# What you have to do:
The expected output is the complete listing, copied word for word.

[[ Data, beginning ]]

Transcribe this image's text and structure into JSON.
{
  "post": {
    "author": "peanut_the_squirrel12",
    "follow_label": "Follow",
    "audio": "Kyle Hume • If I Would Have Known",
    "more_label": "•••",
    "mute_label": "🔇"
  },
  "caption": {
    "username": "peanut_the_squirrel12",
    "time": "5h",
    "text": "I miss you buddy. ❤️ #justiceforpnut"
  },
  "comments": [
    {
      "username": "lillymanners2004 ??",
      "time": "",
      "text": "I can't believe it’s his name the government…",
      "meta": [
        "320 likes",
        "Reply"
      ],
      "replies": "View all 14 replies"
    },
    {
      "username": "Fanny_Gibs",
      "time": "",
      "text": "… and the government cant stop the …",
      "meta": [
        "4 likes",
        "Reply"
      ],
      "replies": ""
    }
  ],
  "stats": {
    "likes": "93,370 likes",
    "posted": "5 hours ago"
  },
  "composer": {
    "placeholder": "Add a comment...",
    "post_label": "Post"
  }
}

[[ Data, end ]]

# Solution for this problem:
Transcribe this image's text and structure into JSON.
{
  "post": {
    "author": "peanut_the_squirrel12",
    "follow_label": "Follow",
    "audio": "Kyle Hume • If I Would Have Known",
    "more_label": "•••",
    "mute_label": "🔇"
  },
  "caption": {
    "username": "peanut_the_squirrel12",
    "time": "5h",
    "text": "I miss you buddy. ❤️ #justiceforpnut"
  },
  "comments": [
    {
      "username": "lillymanners2004 ??",
      "time": "",
      "text": "I can't believe it’s his name the government…",
      "meta": [
        "320 likes",
        "Reply"
      ],
      "replies": "View all 14 replies"
    },
    {
      "username": "Fanny_Gibs",
      "time": "",
      "text": "… and the government cant stop the …",
      "meta": [
        "4 likes",
        "Reply"
      ],
      "replies": ""
    }
  ],
  "stats": {
    "likes": "93,370 likes",
    "posted": "5 hours ago"
  },
  "composer": {
    "placeholder": "Add a comment...",
    "post_label": "Post"
  }
}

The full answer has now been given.